Revealing Boarderland Identities
This work critiques racial identity research and challenges standard racial constructs that have left out the experiences of multiracial and multi-ethnic individuals. I utilize arts-based inquiry and embedd autohistoria (a Chicana feminist autobiographical storytelling method) and my artful actions (narratives and visual art) as a method of disrupting traditional social scientific research. The result is a counter narrative for the historically silenced experiences of multiracial/multi-ethnic individuals.
This research uses inquiry and storytelling transformatively as methods to re-imagine and rewrite personal and cultural stories by centering an insider’s knowledge of their experiences over predominant narratives. Through this process, a space for non-normative voices is created and a method for resisting and crossing restrictive identity labels and assumptions is modeled.
I fuse research with autobiographic visual artistic narratives to illustrate the refusal of binary thinking; the tearing apart of body and mind; and the separation of the academic with the aesthetic/literary/personal.
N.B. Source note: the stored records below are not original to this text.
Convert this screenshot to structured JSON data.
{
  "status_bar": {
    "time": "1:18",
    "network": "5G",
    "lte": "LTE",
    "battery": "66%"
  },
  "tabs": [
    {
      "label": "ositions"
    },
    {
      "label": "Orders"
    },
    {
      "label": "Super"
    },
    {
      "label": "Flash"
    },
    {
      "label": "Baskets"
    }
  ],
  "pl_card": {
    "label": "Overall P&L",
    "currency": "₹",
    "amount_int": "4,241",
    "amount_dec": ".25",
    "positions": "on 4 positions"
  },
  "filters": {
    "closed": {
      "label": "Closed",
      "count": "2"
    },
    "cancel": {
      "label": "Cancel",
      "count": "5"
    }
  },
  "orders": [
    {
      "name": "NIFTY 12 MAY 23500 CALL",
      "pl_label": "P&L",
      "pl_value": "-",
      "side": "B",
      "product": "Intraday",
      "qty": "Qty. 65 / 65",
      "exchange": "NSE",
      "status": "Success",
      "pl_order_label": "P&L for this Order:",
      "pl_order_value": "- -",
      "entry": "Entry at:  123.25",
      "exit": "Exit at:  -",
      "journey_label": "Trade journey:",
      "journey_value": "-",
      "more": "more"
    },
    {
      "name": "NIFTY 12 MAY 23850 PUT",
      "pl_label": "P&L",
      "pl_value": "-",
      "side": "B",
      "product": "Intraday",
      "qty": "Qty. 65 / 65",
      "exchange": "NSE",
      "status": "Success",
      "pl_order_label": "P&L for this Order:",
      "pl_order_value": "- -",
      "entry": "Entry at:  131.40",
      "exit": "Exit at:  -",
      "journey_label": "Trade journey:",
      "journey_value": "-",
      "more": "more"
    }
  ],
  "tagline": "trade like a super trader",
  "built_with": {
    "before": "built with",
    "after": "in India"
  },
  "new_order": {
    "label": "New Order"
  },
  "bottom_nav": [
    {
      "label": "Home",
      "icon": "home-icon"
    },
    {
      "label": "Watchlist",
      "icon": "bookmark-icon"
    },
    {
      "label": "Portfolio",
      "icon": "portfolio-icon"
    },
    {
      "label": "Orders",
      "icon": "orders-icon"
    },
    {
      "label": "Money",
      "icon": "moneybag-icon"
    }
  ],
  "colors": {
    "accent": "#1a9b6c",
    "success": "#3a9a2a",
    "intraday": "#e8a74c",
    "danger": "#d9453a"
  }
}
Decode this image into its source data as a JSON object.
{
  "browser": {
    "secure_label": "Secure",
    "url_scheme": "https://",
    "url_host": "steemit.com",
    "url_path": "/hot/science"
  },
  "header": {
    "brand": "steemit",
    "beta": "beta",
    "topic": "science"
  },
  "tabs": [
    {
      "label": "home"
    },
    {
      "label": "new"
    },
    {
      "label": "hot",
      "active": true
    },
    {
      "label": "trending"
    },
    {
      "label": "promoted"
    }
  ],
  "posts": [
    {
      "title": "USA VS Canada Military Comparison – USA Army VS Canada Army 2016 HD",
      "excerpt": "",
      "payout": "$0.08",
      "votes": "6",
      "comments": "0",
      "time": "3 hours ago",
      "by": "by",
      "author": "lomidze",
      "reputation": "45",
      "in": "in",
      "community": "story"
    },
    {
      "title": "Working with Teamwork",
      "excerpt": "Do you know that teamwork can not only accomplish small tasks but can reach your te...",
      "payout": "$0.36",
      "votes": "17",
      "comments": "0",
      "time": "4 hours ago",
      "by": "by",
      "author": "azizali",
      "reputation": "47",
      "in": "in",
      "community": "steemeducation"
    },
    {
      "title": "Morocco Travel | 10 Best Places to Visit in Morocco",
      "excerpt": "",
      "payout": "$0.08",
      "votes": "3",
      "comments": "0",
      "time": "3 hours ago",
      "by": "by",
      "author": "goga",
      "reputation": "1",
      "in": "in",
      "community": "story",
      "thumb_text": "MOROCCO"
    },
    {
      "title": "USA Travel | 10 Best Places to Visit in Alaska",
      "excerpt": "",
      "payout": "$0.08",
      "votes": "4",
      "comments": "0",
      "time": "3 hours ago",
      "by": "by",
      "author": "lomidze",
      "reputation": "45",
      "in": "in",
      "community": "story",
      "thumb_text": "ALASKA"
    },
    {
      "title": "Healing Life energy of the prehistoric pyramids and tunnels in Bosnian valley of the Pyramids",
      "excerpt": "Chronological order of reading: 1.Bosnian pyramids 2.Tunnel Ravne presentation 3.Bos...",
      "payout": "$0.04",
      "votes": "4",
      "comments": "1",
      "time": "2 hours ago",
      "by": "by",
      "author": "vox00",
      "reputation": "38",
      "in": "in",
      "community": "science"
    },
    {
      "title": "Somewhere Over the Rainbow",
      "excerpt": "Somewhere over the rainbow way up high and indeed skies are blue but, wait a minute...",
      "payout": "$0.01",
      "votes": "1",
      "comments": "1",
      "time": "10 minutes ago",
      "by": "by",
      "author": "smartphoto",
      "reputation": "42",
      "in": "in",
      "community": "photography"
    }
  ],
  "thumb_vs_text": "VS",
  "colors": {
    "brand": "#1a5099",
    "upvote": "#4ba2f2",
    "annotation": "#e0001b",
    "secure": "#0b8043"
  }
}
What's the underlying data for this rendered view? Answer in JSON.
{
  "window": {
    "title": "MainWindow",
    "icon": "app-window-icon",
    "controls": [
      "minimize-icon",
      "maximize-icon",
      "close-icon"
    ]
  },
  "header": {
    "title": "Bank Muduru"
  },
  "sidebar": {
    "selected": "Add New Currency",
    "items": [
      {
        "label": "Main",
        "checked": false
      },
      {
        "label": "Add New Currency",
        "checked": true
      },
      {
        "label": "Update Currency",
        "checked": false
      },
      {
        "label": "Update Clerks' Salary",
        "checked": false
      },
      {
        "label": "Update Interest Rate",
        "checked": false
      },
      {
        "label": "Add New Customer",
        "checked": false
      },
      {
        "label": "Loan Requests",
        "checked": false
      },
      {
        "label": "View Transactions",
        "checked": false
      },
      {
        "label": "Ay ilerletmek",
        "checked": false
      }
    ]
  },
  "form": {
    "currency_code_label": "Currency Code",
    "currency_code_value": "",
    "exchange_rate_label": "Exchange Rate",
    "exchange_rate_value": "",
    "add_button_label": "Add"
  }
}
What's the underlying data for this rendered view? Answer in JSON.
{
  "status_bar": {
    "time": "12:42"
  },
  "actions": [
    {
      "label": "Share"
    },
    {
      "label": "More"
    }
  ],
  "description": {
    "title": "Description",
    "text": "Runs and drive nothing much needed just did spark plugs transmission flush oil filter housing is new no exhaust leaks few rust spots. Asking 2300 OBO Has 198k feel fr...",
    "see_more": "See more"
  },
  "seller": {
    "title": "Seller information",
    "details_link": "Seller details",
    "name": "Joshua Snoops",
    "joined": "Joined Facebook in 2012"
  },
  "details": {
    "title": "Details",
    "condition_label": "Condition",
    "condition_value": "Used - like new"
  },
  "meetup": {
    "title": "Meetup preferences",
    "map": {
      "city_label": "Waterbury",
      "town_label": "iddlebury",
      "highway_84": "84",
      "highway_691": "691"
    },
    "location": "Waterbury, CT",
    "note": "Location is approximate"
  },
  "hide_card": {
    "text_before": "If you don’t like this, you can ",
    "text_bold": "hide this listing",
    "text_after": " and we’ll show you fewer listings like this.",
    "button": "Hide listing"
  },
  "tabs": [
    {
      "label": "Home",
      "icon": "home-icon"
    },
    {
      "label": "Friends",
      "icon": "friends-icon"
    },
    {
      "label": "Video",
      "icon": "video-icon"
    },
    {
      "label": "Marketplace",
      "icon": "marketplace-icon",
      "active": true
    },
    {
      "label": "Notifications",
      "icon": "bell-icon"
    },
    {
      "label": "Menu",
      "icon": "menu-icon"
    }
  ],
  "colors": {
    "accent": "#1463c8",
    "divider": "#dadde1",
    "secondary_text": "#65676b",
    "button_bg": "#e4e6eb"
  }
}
My work reveals the complex experience of identifying as (Anglo) American, Mexican, Chicana, and multiethnic in the U.S.
This layered text braids together a theoretical discussion of identity, diaspora, and home, my lived experiences, and arts-based inquiry. – I have sewn my living testimony.